#### WHAT YOU SHOULD DO:
Return each line of the records holding the string "true".
----------
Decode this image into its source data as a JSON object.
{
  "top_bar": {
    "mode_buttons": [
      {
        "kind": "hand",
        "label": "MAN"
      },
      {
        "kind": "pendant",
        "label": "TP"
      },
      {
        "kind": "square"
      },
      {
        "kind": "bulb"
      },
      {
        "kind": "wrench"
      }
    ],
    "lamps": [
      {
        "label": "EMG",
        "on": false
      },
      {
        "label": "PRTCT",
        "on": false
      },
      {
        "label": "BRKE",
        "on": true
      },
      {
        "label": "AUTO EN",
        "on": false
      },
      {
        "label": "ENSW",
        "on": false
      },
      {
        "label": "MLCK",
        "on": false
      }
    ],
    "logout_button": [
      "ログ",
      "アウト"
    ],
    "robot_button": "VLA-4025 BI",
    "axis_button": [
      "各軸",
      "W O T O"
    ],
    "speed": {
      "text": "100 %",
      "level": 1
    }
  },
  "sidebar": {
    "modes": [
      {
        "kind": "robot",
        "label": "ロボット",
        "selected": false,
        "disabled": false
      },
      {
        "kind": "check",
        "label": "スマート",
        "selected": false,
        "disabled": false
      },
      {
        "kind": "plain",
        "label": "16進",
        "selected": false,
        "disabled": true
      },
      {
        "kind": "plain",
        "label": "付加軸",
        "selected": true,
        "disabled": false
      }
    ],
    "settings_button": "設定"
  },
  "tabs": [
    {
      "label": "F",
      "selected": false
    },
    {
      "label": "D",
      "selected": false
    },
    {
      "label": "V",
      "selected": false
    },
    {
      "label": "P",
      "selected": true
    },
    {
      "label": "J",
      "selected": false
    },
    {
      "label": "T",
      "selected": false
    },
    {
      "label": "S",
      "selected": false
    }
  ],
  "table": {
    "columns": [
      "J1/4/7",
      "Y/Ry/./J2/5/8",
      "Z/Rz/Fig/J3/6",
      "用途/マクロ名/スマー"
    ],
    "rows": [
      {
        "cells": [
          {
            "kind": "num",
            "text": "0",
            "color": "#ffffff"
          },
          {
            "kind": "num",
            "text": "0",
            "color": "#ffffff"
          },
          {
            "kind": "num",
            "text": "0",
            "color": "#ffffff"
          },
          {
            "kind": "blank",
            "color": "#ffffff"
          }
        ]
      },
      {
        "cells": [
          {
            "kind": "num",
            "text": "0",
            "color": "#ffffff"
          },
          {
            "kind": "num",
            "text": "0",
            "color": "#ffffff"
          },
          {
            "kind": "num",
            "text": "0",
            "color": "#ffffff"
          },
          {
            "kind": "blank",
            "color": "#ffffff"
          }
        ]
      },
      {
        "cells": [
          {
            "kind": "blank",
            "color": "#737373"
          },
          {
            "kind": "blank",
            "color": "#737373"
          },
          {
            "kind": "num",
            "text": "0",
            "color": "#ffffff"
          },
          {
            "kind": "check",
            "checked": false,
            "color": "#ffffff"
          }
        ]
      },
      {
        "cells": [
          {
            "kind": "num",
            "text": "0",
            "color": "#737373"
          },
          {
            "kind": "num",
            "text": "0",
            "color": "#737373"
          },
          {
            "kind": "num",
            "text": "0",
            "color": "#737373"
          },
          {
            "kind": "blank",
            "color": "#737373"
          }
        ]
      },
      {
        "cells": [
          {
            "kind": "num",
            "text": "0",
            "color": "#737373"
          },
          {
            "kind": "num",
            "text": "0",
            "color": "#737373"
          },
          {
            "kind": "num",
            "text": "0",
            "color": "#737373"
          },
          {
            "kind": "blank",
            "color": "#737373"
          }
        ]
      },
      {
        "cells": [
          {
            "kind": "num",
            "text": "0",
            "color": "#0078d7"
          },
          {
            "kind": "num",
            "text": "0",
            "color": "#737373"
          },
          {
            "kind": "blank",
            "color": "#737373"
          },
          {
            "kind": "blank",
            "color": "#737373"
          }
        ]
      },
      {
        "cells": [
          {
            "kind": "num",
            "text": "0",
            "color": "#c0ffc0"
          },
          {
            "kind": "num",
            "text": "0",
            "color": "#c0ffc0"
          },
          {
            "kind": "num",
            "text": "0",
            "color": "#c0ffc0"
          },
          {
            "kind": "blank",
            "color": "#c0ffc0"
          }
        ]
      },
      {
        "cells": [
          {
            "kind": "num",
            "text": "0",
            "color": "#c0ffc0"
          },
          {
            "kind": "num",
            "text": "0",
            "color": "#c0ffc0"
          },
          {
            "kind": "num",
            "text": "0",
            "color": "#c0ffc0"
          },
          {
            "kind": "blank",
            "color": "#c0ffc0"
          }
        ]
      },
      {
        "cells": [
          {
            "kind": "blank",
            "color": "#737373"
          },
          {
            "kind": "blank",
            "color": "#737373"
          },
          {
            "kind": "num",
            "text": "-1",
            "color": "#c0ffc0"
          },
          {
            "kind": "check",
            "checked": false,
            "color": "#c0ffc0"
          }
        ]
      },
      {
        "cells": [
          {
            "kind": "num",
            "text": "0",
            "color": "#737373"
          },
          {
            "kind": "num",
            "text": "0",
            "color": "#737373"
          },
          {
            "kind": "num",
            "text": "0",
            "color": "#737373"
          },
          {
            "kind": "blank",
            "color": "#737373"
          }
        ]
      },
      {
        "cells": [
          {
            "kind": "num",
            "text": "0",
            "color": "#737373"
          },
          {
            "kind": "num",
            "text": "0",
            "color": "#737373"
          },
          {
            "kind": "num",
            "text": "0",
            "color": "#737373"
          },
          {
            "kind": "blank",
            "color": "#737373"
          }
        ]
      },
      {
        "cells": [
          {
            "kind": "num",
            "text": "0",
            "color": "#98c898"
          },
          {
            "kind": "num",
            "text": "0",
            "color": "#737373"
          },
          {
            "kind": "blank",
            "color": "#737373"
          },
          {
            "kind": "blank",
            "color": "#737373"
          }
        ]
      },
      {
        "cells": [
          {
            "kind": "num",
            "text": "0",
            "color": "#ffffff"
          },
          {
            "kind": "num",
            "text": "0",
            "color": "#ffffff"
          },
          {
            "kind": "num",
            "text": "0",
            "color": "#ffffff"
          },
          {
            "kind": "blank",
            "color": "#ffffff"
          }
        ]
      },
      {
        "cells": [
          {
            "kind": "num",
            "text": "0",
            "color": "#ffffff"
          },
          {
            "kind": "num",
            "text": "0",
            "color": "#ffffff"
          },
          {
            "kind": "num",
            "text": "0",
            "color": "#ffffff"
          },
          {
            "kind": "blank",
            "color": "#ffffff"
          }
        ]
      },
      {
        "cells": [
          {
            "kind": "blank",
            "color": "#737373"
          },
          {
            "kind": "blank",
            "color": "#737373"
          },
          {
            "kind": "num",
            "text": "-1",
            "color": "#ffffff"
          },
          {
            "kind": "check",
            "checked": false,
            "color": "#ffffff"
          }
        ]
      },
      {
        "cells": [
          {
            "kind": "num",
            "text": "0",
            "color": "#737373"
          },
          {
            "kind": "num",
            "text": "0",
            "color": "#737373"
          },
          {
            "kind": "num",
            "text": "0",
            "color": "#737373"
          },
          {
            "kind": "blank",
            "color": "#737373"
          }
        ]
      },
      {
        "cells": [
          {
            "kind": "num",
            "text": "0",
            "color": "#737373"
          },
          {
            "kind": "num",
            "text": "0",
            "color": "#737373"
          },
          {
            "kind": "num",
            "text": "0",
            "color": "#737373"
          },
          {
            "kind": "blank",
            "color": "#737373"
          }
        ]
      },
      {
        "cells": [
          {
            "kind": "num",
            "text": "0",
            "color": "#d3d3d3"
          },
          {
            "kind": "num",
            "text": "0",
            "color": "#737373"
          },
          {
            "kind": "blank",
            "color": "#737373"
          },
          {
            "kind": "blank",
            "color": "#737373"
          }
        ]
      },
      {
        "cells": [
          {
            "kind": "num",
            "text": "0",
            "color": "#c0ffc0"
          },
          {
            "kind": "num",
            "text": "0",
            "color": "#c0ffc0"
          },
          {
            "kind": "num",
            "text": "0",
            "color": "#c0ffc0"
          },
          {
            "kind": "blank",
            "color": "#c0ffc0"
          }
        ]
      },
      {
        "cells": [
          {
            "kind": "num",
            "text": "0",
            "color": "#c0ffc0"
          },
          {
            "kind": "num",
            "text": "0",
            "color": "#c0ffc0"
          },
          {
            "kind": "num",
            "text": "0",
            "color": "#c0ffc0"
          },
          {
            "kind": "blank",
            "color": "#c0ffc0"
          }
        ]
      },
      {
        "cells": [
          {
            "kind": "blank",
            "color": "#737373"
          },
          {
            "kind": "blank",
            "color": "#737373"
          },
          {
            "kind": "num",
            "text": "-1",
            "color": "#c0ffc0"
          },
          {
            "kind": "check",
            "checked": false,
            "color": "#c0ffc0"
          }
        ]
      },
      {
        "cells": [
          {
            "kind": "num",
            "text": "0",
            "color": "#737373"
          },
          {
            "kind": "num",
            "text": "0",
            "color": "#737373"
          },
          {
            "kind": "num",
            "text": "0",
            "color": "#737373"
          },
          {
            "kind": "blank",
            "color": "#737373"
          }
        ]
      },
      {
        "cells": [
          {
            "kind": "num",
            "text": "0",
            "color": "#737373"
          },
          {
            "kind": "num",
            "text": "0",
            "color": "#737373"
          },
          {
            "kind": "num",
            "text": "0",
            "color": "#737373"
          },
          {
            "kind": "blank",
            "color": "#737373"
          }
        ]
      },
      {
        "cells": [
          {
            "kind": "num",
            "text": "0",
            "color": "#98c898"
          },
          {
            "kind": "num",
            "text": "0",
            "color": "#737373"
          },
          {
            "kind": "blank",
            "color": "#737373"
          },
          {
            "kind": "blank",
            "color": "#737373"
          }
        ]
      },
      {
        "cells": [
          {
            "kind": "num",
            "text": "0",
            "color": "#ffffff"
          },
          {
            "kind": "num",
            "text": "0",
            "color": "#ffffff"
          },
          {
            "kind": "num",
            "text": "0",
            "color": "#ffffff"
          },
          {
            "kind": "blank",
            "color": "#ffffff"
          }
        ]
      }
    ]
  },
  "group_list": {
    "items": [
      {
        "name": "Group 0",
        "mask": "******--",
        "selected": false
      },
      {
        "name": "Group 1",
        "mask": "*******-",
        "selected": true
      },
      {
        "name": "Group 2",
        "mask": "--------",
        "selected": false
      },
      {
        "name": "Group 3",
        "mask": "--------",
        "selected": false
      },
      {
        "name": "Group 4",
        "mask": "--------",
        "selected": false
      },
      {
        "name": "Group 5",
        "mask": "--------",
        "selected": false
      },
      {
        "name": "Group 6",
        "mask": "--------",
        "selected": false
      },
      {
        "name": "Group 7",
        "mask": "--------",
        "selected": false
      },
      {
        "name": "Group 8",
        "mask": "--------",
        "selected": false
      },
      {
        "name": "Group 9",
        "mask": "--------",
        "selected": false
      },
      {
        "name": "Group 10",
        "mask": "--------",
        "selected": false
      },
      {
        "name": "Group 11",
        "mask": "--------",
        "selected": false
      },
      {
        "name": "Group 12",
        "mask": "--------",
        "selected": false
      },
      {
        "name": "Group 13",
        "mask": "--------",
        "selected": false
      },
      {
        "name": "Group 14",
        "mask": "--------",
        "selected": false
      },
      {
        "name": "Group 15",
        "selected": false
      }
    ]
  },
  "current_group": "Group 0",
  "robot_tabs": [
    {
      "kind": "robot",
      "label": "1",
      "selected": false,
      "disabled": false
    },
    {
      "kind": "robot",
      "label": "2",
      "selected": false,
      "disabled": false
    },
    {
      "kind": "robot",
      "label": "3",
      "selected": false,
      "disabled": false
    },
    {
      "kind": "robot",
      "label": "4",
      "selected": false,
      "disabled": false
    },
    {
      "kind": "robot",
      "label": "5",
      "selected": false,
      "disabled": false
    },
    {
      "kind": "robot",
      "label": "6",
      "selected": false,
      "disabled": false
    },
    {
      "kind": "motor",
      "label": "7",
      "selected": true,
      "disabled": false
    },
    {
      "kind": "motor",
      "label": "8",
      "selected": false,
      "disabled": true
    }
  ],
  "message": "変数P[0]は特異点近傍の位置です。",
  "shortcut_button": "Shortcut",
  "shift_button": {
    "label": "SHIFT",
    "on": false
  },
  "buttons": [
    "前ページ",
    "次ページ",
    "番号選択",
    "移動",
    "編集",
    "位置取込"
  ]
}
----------
#### RESULT:
        "on": true
        "disabled": true
        "selected": true,
      "selected": true
        "selected": true
      "selected": true,
      "disabled": true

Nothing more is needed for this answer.